What you are asked to do
Your job is to retype the records exactly while dropping every picture.

Excerpted data
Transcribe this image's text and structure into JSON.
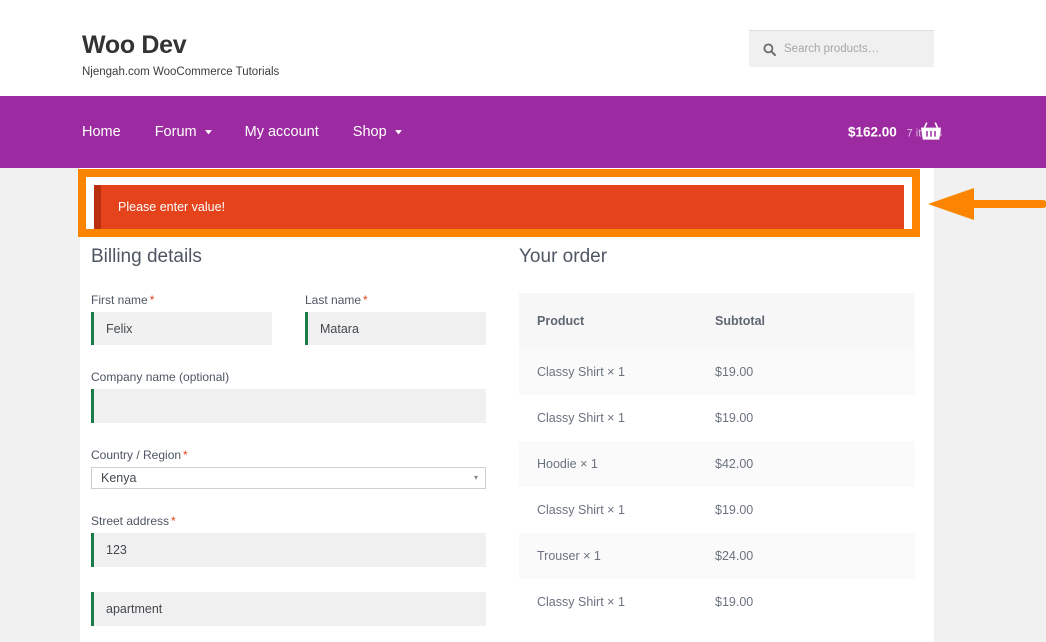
{
  "header": {
    "brand_title": "Woo Dev",
    "brand_tagline": "Njengah.com WooCommerce Tutorials",
    "search_placeholder": "Search products…",
    "search_value": "",
    "search_icon": "search-icon"
  },
  "nav": {
    "background_color": "#9c2aa0",
    "items": [
      {
        "label": "Home",
        "has_dropdown": false
      },
      {
        "label": "Forum",
        "has_dropdown": true
      },
      {
        "label": "My account",
        "has_dropdown": false
      },
      {
        "label": "Shop",
        "has_dropdown": true
      }
    ],
    "caret_glyph": "▾",
    "cart": {
      "total": "$162.00",
      "count": "7 items",
      "icon": "shopping-basket-icon"
    }
  },
  "notice": {
    "message": "Please enter value!",
    "background_color": "#e4431c",
    "accent_color": "#b9300f",
    "highlight_color": "#fb8500",
    "annotation_arrow": "left-pointing-arrow"
  },
  "billing": {
    "title": "Billing details",
    "fields": [
      {
        "label": "First name",
        "required": true,
        "value": "Felix",
        "placeholder": ""
      },
      {
        "label": "Last name",
        "required": true,
        "value": "Matara",
        "placeholder": ""
      },
      {
        "label": "Company name (optional)",
        "required": false,
        "value": "",
        "placeholder": ""
      },
      {
        "label": "Country / Region",
        "required": true,
        "value": "Kenya",
        "type": "select"
      },
      {
        "label": "Street address",
        "required": true,
        "value": "123",
        "placeholder": ""
      },
      {
        "label": "",
        "required": false,
        "value": "apartment",
        "placeholder": ""
      }
    ],
    "required_marker": "*",
    "select_caret": "▾"
  },
  "order": {
    "title": "Your order",
    "columns": [
      "Product",
      "Subtotal"
    ],
    "rows": [
      {
        "product": "Classy Shirt",
        "qty": "× 1",
        "subtotal": "$19.00"
      },
      {
        "product": "Classy Shirt",
        "qty": "× 1",
        "subtotal": "$19.00"
      },
      {
        "product": "Hoodie",
        "qty": "× 1",
        "subtotal": "$42.00"
      },
      {
        "product": "Classy Shirt",
        "qty": "× 1",
        "subtotal": "$19.00"
      },
      {
        "product": "Trouser",
        "qty": "× 1",
        "subtotal": "$24.00"
      },
      {
        "product": "Classy Shirt",
        "qty": "× 1",
        "subtotal": "$19.00"
      }
    ]
  }
}
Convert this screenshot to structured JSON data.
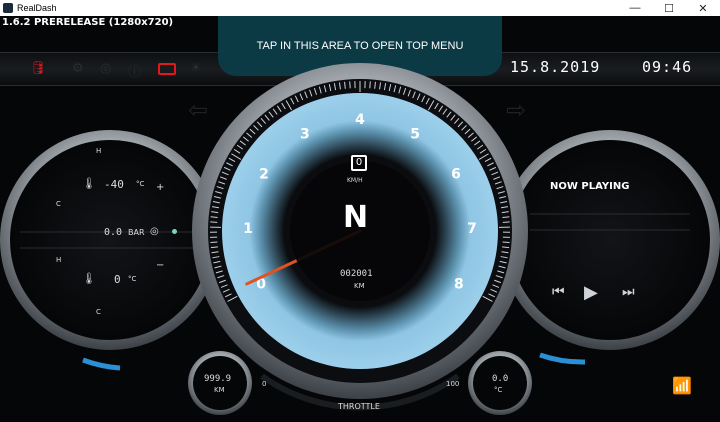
{
  "window": {
    "title": "RealDash",
    "minimize": "—",
    "maximize": "☐",
    "close": "✕"
  },
  "version": "1.6.2 PRERELEASE (1280x720)",
  "top_menu_hint": "TAP IN THIS AREA TO OPEN TOP MENU",
  "date": "15.8.2019",
  "time": "09:46",
  "colors": {
    "accent_blue": "#8fc6e4",
    "needle": "#e0521f",
    "warning_red": "#e0191b",
    "wifi": "#2b8fd6"
  },
  "warning_icons": [
    "oil-pressure-icon",
    "engine-icon",
    "brake-icon",
    "battery-icon",
    "light-icon"
  ],
  "left_gauge": {
    "coolant_temp": "-40",
    "coolant_unit": "°C",
    "pressure": "0.0",
    "pressure_unit": "BAR",
    "oil_temp": "0",
    "oil_unit": "°C",
    "h_label": "H",
    "c_label": "C",
    "plus": "+",
    "minus": "−"
  },
  "center_gauge": {
    "ticks": [
      "0",
      "1",
      "2",
      "3",
      "4",
      "5",
      "6",
      "7",
      "8"
    ],
    "speed": "0",
    "speed_unit": "KM/H",
    "gear": "N",
    "odometer": "002001",
    "odometer_unit": "KM",
    "rpm_value": 0.1
  },
  "right_gauge": {
    "now_playing": "NOW PLAYING"
  },
  "trip": {
    "value": "999.9",
    "unit": "KM"
  },
  "temp": {
    "value": "0.0",
    "unit": "°C"
  },
  "throttle": {
    "label": "THROTTLE",
    "min": "0",
    "max": "100",
    "value": 0
  }
}
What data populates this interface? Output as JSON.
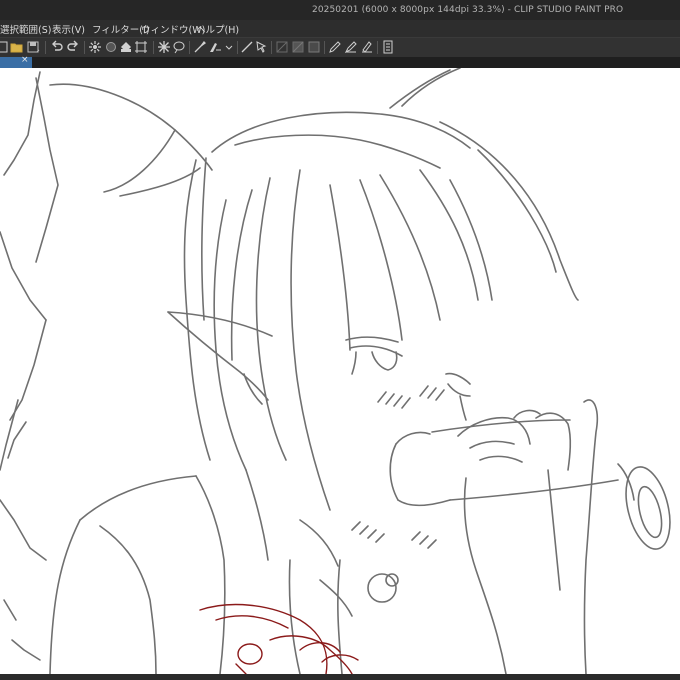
{
  "window": {
    "title": "20250201 (6000 x 8000px 144dpi 33.3%) - CLIP STUDIO PAINT PRO"
  },
  "menu": {
    "items": [
      {
        "label": "選択範囲(S)"
      },
      {
        "label": "表示(V)"
      },
      {
        "label": "フィルター(I)"
      },
      {
        "label": "ウィンドウ(W)"
      },
      {
        "label": "ヘルプ(H)"
      }
    ]
  },
  "toolbar": {
    "icons": [
      "new-file-icon",
      "open-folder-icon",
      "save-icon",
      "undo-icon",
      "redo-icon",
      "clear-icon",
      "fill-icon",
      "transform-icon",
      "select-icon",
      "lasso-icon",
      "eyedropper-icon",
      "brush-settings-icon",
      "ruler-icon",
      "pointer-icon",
      "pen-icon",
      "pencil-icon",
      "marker-icon",
      "panel-icon"
    ]
  },
  "tab": {
    "close_label": "×"
  },
  "canvas": {
    "line_color": "#707070",
    "sketch_color": "#8b1a1a",
    "background": "#ffffff"
  }
}
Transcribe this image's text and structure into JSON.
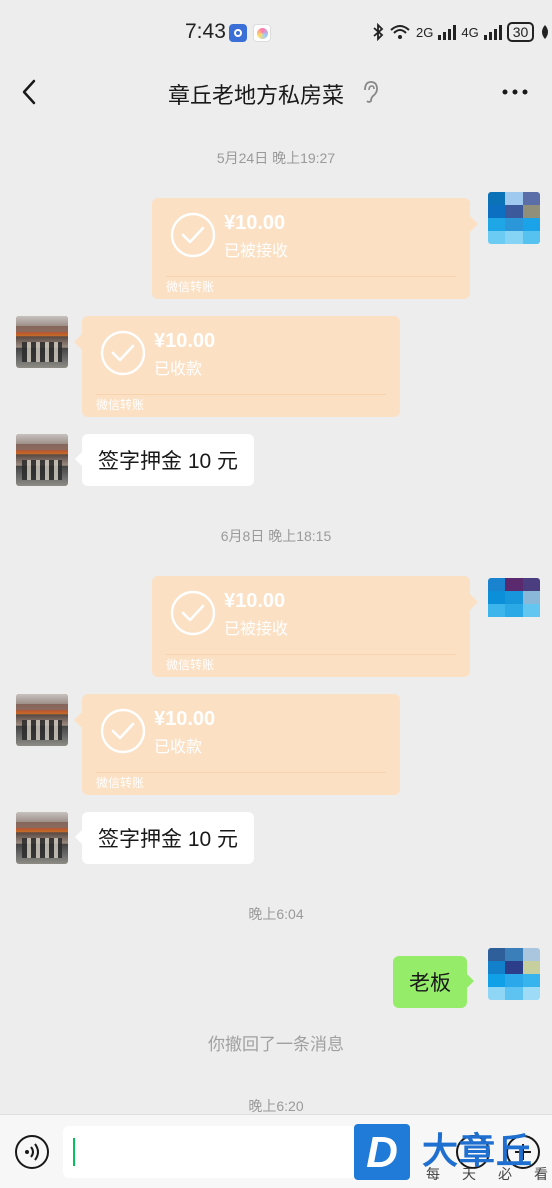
{
  "status_bar": {
    "time": "7:43",
    "network_1": "2G",
    "network_2": "4G",
    "battery": "30"
  },
  "header": {
    "title": "章丘老地方私房菜",
    "icons": [
      "back-icon",
      "ear-icon",
      "more-icon"
    ]
  },
  "messages": {
    "ts1": "5月24日 晚上19:27",
    "ts2": "6月8日 晚上18:15",
    "ts3": "晚上6:04",
    "ts4": "晚上6:20",
    "recalled": "你撤回了一条消息",
    "t1": {
      "amount": "¥10.00",
      "status": "已被接收",
      "footer": "微信转账"
    },
    "t2": {
      "amount": "¥10.00",
      "status": "已收款",
      "footer": "微信转账"
    },
    "m1": "签字押金 10 元",
    "t3": {
      "amount": "¥10.00",
      "status": "已被接收",
      "footer": "微信转账"
    },
    "t4": {
      "amount": "¥10.00",
      "status": "已收款",
      "footer": "微信转账"
    },
    "m2": "签字押金 10 元",
    "m3": "老板"
  },
  "input_bar": {
    "icons": [
      "voice-icon",
      "emoji-icon",
      "plus-icon"
    ]
  },
  "watermark": {
    "logo_letter": "D",
    "title": "大章丘",
    "sub": [
      "每",
      "天",
      "必",
      "看"
    ]
  },
  "colors": {
    "background": "#ededed",
    "transfer_card": "#fbe0c4",
    "my_bubble": "#95ec69",
    "accent": "#07c160",
    "watermark_blue": "#1f7ad8"
  }
}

Written solution
Transcribe this image's text and structure into JSON.
{
  "header": {
    "brand_title": "Woo Dev",
    "brand_tagline": "Njengah.com WooCommerce Tutorials",
    "search_placeholder": "Search products…",
    "search_value": "",
    "search_icon": "search-icon"
  },
  "nav": {
    "background_color": "#9c2aa0",
    "items": [
      {
        "label": "Home",
        "has_dropdown": false
      },
      {
        "label": "Forum",
        "has_dropdown": true
      },
      {
        "label": "My account",
        "has_dropdown": false
      },
      {
        "label": "Shop",
        "has_dropdown": true
      }
    ],
    "caret_glyph": "▾",
    "cart": {
      "total": "$162.00",
      "count": "7 items",
      "icon": "shopping-basket-icon"
    }
  },
  "notice": {
    "message": "Please enter value!",
    "background_color": "#e4431c",
    "accent_color": "#b9300f",
    "highlight_color": "#fb8500",
    "annotation_arrow": "left-pointing-arrow"
  },
  "billing": {
    "title": "Billing details",
    "fields": [
      {
        "label": "First name",
        "required": true,
        "value": "Felix",
        "placeholder": ""
      },
      {
        "label": "Last name",
        "required": true,
        "value": "Matara",
        "placeholder": ""
      },
      {
        "label": "Company name (optional)",
        "required": false,
        "value": "",
        "placeholder": ""
      },
      {
        "label": "Country / Region",
        "required": true,
        "value": "Kenya",
        "type": "select"
      },
      {
        "label": "Street address",
        "required": true,
        "value": "123",
        "placeholder": ""
      },
      {
        "label": "",
        "required": false,
        "value": "apartment",
        "placeholder": ""
      }
    ],
    "required_marker": "*",
    "select_caret": "▾"
  },
  "order": {
    "title": "Your order",
    "columns": [
      "Product",
      "Subtotal"
    ],
    "rows": [
      {
        "product": "Classy Shirt",
        "qty": "× 1",
        "subtotal": "$19.00"
      },
      {
        "product": "Classy Shirt",
        "qty": "× 1",
        "subtotal": "$19.00"
      },
      {
        "product": "Hoodie",
        "qty": "× 1",
        "subtotal": "$42.00"
      },
      {
        "product": "Classy Shirt",
        "qty": "× 1",
        "subtotal": "$19.00"
      },
      {
        "product": "Trouser",
        "qty": "× 1",
        "subtotal": "$24.00"
      },
      {
        "product": "Classy Shirt",
        "qty": "× 1",
        "subtotal": "$19.00"
      }
    ]
  }
}
Convert this screenshot to structured JSON data.
{
  "window": {
    "title": "RealDash",
    "minimize": "—",
    "maximize": "☐",
    "close": "✕"
  },
  "version": "1.6.2 PRERELEASE (1280x720)",
  "top_menu_hint": "TAP IN THIS AREA TO OPEN TOP MENU",
  "date": "15.8.2019",
  "time": "09:46",
  "colors": {
    "accent_blue": "#8fc6e4",
    "needle": "#e0521f",
    "warning_red": "#e0191b",
    "wifi": "#2b8fd6"
  },
  "warning_icons": [
    "oil-pressure-icon",
    "engine-icon",
    "brake-icon",
    "battery-icon",
    "light-icon"
  ],
  "left_gauge": {
    "coolant_temp": "-40",
    "coolant_unit": "°C",
    "pressure": "0.0",
    "pressure_unit": "BAR",
    "oil_temp": "0",
    "oil_unit": "°C",
    "h_label": "H",
    "c_label": "C",
    "plus": "+",
    "minus": "−"
  },
  "center_gauge": {
    "ticks": [
      "0",
      "1",
      "2",
      "3",
      "4",
      "5",
      "6",
      "7",
      "8"
    ],
    "speed": "0",
    "speed_unit": "KM/H",
    "gear": "N",
    "odometer": "002001",
    "odometer_unit": "KM",
    "rpm_value": 0.1
  },
  "right_gauge": {
    "now_playing": "NOW PLAYING"
  },
  "trip": {
    "value": "999.9",
    "unit": "KM"
  },
  "temp": {
    "value": "0.0",
    "unit": "°C"
  },
  "throttle": {
    "label": "THROTTLE",
    "min": "0",
    "max": "100",
    "value": 0
  }
}
What data populates this interface? Output as JSON.
{
  "window": {
    "title": "20250201 (6000 x 8000px 144dpi 33.3%) - CLIP STUDIO PAINT PRO"
  },
  "menu": {
    "items": [
      {
        "label": "選択範囲(S)"
      },
      {
        "label": "表示(V)"
      },
      {
        "label": "フィルター(I)"
      },
      {
        "label": "ウィンドウ(W)"
      },
      {
        "label": "ヘルプ(H)"
      }
    ]
  },
  "toolbar": {
    "icons": [
      "new-file-icon",
      "open-folder-icon",
      "save-icon",
      "undo-icon",
      "redo-icon",
      "clear-icon",
      "fill-icon",
      "transform-icon",
      "select-icon",
      "lasso-icon",
      "eyedropper-icon",
      "brush-settings-icon",
      "ruler-icon",
      "pointer-icon",
      "pen-icon",
      "pencil-icon",
      "marker-icon",
      "panel-icon"
    ]
  },
  "tab": {
    "close_label": "×"
  },
  "canvas": {
    "line_color": "#707070",
    "sketch_color": "#8b1a1a",
    "background": "#ffffff"
  }
}
Transcribe this image's text and structure into JSON.
{
  "status_bar": {
    "time": "7:43",
    "network_1": "2G",
    "network_2": "4G",
    "battery": "30"
  },
  "header": {
    "title": "章丘老地方私房菜",
    "icons": [
      "back-icon",
      "ear-icon",
      "more-icon"
    ]
  },
  "messages": {
    "ts1": "5月24日 晚上19:27",
    "ts2": "6月8日 晚上18:15",
    "ts3": "晚上6:04",
    "ts4": "晚上6:20",
    "recalled": "你撤回了一条消息",
    "t1": {
      "amount": "¥10.00",
      "status": "已被接收",
      "footer": "微信转账"
    },
    "t2": {
      "amount": "¥10.00",
      "status": "已收款",
      "footer": "微信转账"
    },
    "m1": "签字押金 10 元",
    "t3": {
      "amount": "¥10.00",
      "status": "已被接收",
      "footer": "微信转账"
    },
    "t4": {
      "amount": "¥10.00",
      "status": "已收款",
      "footer": "微信转账"
    },
    "m2": "签字押金 10 元",
    "m3": "老板"
  },
  "input_bar": {
    "icons": [
      "voice-icon",
      "emoji-icon",
      "plus-icon"
    ]
  },
  "watermark": {
    "logo_letter": "D",
    "title": "大章丘",
    "sub": [
      "每",
      "天",
      "必",
      "看"
    ]
  },
  "colors": {
    "background": "#ededed",
    "transfer_card": "#fbe0c4",
    "my_bubble": "#95ec69",
    "accent": "#07c160",
    "watermark_blue": "#1f7ad8"
  }
}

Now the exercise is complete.